The records below are to be reproduced word for word.

────────────────

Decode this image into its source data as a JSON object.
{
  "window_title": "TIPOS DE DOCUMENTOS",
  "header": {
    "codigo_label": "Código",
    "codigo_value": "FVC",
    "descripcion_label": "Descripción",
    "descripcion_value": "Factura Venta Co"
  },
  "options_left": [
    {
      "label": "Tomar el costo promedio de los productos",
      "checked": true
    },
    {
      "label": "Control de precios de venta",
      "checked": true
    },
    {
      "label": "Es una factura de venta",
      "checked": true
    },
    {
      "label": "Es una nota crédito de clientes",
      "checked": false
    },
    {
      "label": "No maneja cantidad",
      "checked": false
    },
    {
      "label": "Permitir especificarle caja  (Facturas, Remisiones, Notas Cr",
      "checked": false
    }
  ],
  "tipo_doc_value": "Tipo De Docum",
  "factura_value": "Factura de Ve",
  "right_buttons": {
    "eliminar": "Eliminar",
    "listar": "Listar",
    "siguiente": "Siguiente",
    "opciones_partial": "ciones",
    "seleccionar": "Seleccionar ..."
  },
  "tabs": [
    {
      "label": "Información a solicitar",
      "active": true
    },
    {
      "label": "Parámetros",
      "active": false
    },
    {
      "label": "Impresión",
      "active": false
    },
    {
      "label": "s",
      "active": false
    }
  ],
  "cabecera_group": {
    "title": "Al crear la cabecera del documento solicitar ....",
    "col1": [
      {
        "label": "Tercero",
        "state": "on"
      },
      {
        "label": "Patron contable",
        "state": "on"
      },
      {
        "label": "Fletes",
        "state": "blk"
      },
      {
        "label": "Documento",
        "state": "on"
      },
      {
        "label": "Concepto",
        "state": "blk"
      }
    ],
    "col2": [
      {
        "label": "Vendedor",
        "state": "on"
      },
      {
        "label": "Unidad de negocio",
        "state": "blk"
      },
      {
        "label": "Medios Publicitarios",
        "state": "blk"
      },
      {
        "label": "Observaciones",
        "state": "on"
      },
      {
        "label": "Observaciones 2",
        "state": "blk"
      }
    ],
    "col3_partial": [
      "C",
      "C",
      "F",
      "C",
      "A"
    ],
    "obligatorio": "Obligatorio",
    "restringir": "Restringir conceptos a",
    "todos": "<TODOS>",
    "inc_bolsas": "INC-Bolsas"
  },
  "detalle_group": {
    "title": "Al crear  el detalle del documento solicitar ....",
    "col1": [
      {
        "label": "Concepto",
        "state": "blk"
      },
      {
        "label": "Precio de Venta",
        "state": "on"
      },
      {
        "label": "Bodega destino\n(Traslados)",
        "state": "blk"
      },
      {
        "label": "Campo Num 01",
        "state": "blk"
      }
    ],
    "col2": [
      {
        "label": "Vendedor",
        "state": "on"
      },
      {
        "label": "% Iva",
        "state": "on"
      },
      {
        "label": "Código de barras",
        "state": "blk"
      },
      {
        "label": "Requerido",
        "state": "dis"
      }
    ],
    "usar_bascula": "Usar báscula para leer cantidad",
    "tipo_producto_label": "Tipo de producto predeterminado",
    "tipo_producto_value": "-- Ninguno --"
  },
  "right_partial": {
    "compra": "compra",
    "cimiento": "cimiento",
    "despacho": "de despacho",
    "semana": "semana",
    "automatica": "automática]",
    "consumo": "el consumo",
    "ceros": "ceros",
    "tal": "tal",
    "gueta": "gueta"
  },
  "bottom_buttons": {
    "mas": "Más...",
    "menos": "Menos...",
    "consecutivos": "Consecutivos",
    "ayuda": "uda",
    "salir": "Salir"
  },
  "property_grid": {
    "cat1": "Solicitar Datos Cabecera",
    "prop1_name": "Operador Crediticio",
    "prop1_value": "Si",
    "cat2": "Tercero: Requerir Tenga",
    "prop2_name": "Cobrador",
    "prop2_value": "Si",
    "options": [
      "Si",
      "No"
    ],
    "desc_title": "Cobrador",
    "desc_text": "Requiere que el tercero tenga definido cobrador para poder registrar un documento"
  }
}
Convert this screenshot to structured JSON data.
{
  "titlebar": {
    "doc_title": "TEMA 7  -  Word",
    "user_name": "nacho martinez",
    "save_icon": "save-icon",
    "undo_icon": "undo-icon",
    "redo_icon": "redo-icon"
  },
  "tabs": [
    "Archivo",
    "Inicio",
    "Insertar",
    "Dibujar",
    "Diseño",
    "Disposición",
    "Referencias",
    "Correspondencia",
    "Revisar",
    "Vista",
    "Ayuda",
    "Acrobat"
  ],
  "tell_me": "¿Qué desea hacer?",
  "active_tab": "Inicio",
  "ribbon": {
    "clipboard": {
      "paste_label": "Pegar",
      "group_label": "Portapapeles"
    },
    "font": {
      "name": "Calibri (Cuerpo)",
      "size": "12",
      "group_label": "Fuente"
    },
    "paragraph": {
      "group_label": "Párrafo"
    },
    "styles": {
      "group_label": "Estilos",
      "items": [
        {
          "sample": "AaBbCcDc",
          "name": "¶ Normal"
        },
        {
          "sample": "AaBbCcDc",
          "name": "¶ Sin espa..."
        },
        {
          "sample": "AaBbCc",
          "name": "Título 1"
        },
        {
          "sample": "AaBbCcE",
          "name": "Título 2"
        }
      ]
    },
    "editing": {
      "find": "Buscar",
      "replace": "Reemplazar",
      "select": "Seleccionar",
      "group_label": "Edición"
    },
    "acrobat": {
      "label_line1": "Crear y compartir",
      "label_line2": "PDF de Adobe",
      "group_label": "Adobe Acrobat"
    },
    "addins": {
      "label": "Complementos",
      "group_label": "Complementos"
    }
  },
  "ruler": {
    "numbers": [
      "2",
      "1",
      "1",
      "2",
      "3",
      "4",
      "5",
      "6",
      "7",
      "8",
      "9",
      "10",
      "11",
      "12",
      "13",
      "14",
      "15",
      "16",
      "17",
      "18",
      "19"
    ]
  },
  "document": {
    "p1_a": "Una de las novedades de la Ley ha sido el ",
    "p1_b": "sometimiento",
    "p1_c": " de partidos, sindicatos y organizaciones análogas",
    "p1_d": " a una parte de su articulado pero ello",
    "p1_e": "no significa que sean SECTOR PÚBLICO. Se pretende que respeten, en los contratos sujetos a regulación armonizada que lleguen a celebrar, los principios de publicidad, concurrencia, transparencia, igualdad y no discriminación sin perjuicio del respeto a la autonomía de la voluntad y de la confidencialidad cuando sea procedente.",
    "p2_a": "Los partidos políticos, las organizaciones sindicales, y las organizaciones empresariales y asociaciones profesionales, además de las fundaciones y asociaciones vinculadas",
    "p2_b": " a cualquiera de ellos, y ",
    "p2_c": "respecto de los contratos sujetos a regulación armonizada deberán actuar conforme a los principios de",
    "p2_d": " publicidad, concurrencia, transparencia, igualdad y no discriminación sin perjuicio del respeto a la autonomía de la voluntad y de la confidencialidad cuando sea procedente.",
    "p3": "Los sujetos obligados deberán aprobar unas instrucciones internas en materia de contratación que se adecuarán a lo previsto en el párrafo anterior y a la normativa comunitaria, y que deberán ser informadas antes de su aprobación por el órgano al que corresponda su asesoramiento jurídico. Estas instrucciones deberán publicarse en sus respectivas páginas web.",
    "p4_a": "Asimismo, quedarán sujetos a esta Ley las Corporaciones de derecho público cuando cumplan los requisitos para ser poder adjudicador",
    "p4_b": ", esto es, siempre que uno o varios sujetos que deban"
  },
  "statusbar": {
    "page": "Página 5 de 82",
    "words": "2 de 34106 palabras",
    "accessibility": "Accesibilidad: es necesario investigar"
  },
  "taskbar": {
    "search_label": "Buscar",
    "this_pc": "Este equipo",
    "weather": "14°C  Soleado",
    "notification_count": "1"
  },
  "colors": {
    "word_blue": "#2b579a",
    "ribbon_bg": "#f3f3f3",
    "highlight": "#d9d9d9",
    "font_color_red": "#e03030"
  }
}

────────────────

→ REPLY TO THE TASK:
Decode this image into its source data as a JSON object.
{
  "window_title": "TIPOS DE DOCUMENTOS",
  "header": {
    "codigo_label": "Código",
    "codigo_value": "FVC",
    "descripcion_label": "Descripción",
    "descripcion_value": "Factura Venta Co"
  },
  "options_left": [
    {
      "label": "Tomar el costo promedio de los productos",
      "checked": true
    },
    {
      "label": "Control de precios de venta",
      "checked": true
    },
    {
      "label": "Es una factura de venta",
      "checked": true
    },
    {
      "label": "Es una nota crédito de clientes",
      "checked": false
    },
    {
      "label": "No maneja cantidad",
      "checked": false
    },
    {
      "label": "Permitir especificarle caja  (Facturas, Remisiones, Notas Cr",
      "checked": false
    }
  ],
  "tipo_doc_value": "Tipo De Docum",
  "factura_value": "Factura de Ve",
  "right_buttons": {
    "eliminar": "Eliminar",
    "listar": "Listar",
    "siguiente": "Siguiente",
    "opciones_partial": "ciones",
    "seleccionar": "Seleccionar ..."
  },
  "tabs": [
    {
      "label": "Información a solicitar",
      "active": true
    },
    {
      "label": "Parámetros",
      "active": false
    },
    {
      "label": "Impresión",
      "active": false
    },
    {
      "label": "s",
      "active": false
    }
  ],
  "cabecera_group": {
    "title": "Al crear la cabecera del documento solicitar ....",
    "col1": [
      {
        "label": "Tercero",
        "state": "on"
      },
      {
        "label": "Patron contable",
        "state": "on"
      },
      {
        "label": "Fletes",
        "state": "blk"
      },
      {
        "label": "Documento",
        "state": "on"
      },
      {
        "label": "Concepto",
        "state": "blk"
      }
    ],
    "col2": [
      {
        "label": "Vendedor",
        "state": "on"
      },
      {
        "label": "Unidad de negocio",
        "state": "blk"
      },
      {
        "label": "Medios Publicitarios",
        "state": "blk"
      },
      {
        "label": "Observaciones",
        "state": "on"
      },
      {
        "label": "Observaciones 2",
        "state": "blk"
      }
    ],
    "col3_partial": [
      "C",
      "C",
      "F",
      "C",
      "A"
    ],
    "obligatorio": "Obligatorio",
    "restringir": "Restringir conceptos a",
    "todos": "<TODOS>",
    "inc_bolsas": "INC-Bolsas"
  },
  "detalle_group": {
    "title": "Al crear  el detalle del documento solicitar ....",
    "col1": [
      {
        "label": "Concepto",
        "state": "blk"
      },
      {
        "label": "Precio de Venta",
        "state": "on"
      },
      {
        "label": "Bodega destino\n(Traslados)",
        "state": "blk"
      },
      {
        "label": "Campo Num 01",
        "state": "blk"
      }
    ],
    "col2": [
      {
        "label": "Vendedor",
        "state": "on"
      },
      {
        "label": "% Iva",
        "state": "on"
      },
      {
        "label": "Código de barras",
        "state": "blk"
      },
      {
        "label": "Requerido",
        "state": "dis"
      }
    ],
    "usar_bascula": "Usar báscula para leer cantidad",
    "tipo_producto_label": "Tipo de producto predeterminado",
    "tipo_producto_value": "-- Ninguno --"
  },
  "right_partial": {
    "compra": "compra",
    "cimiento": "cimiento",
    "despacho": "de despacho",
    "semana": "semana",
    "automatica": "automática]",
    "consumo": "el consumo",
    "ceros": "ceros",
    "tal": "tal",
    "gueta": "gueta"
  },
  "bottom_buttons": {
    "mas": "Más...",
    "menos": "Menos...",
    "consecutivos": "Consecutivos",
    "ayuda": "uda",
    "salir": "Salir"
  },
  "property_grid": {
    "cat1": "Solicitar Datos Cabecera",
    "prop1_name": "Operador Crediticio",
    "prop1_value": "Si",
    "cat2": "Tercero: Requerir Tenga",
    "prop2_name": "Cobrador",
    "prop2_value": "Si",
    "options": [
      "Si",
      "No"
    ],
    "desc_title": "Cobrador",
    "desc_text": "Requiere que el tercero tenga definido cobrador para poder registrar un documento"
  }
}
Convert this screenshot to structured JSON data.
{
  "titlebar": {
    "doc_title": "TEMA 7  -  Word",
    "user_name": "nacho martinez",
    "save_icon": "save-icon",
    "undo_icon": "undo-icon",
    "redo_icon": "redo-icon"
  },
  "tabs": [
    "Archivo",
    "Inicio",
    "Insertar",
    "Dibujar",
    "Diseño",
    "Disposición",
    "Referencias",
    "Correspondencia",
    "Revisar",
    "Vista",
    "Ayuda",
    "Acrobat"
  ],
  "tell_me": "¿Qué desea hacer?",
  "active_tab": "Inicio",
  "ribbon": {
    "clipboard": {
      "paste_label": "Pegar",
      "group_label": "Portapapeles"
    },
    "font": {
      "name": "Calibri (Cuerpo)",
      "size": "12",
      "group_label": "Fuente"
    },
    "paragraph": {
      "group_label": "Párrafo"
    },
    "styles": {
      "group_label": "Estilos",
      "items": [
        {
          "sample": "AaBbCcDc",
          "name": "¶ Normal"
        },
        {
          "sample": "AaBbCcDc",
          "name": "¶ Sin espa..."
        },
        {
          "sample": "AaBbCc",
          "name": "Título 1"
        },
        {
          "sample": "AaBbCcE",
          "name": "Título 2"
        }
      ]
    },
    "editing": {
      "find": "Buscar",
      "replace": "Reemplazar",
      "select": "Seleccionar",
      "group_label": "Edición"
    },
    "acrobat": {
      "label_line1": "Crear y compartir",
      "label_line2": "PDF de Adobe",
      "group_label": "Adobe Acrobat"
    },
    "addins": {
      "label": "Complementos",
      "group_label": "Complementos"
    }
  },
  "ruler": {
    "numbers": [
      "2",
      "1",
      "1",
      "2",
      "3",
      "4",
      "5",
      "6",
      "7",
      "8",
      "9",
      "10",
      "11",
      "12",
      "13",
      "14",
      "15",
      "16",
      "17",
      "18",
      "19"
    ]
  },
  "document": {
    "p1_a": "Una de las novedades de la Ley ha sido el ",
    "p1_b": "sometimiento",
    "p1_c": " de partidos, sindicatos y organizaciones análogas",
    "p1_d": " a una parte de su articulado pero ello",
    "p1_e": "no significa que sean SECTOR PÚBLICO. Se pretende que respeten, en los contratos sujetos a regulación armonizada que lleguen a celebrar, los principios de publicidad, concurrencia, transparencia, igualdad y no discriminación sin perjuicio del respeto a la autonomía de la voluntad y de la confidencialidad cuando sea procedente.",
    "p2_a": "Los partidos políticos, las organizaciones sindicales, y las organizaciones empresariales y asociaciones profesionales, además de las fundaciones y asociaciones vinculadas",
    "p2_b": " a cualquiera de ellos, y ",
    "p2_c": "respecto de los contratos sujetos a regulación armonizada deberán actuar conforme a los principios de",
    "p2_d": " publicidad, concurrencia, transparencia, igualdad y no discriminación sin perjuicio del respeto a la autonomía de la voluntad y de la confidencialidad cuando sea procedente.",
    "p3": "Los sujetos obligados deberán aprobar unas instrucciones internas en materia de contratación que se adecuarán a lo previsto en el párrafo anterior y a la normativa comunitaria, y que deberán ser informadas antes de su aprobación por el órgano al que corresponda su asesoramiento jurídico. Estas instrucciones deberán publicarse en sus respectivas páginas web.",
    "p4_a": "Asimismo, quedarán sujetos a esta Ley las Corporaciones de derecho público cuando cumplan los requisitos para ser poder adjudicador",
    "p4_b": ", esto es, siempre que uno o varios sujetos que deban"
  },
  "statusbar": {
    "page": "Página 5 de 82",
    "words": "2 de 34106 palabras",
    "accessibility": "Accesibilidad: es necesario investigar"
  },
  "taskbar": {
    "search_label": "Buscar",
    "this_pc": "Este equipo",
    "weather": "14°C  Soleado",
    "notification_count": "1"
  },
  "colors": {
    "word_blue": "#2b579a",
    "ribbon_bg": "#f3f3f3",
    "highlight": "#d9d9d9",
    "font_color_red": "#e03030"
  }
}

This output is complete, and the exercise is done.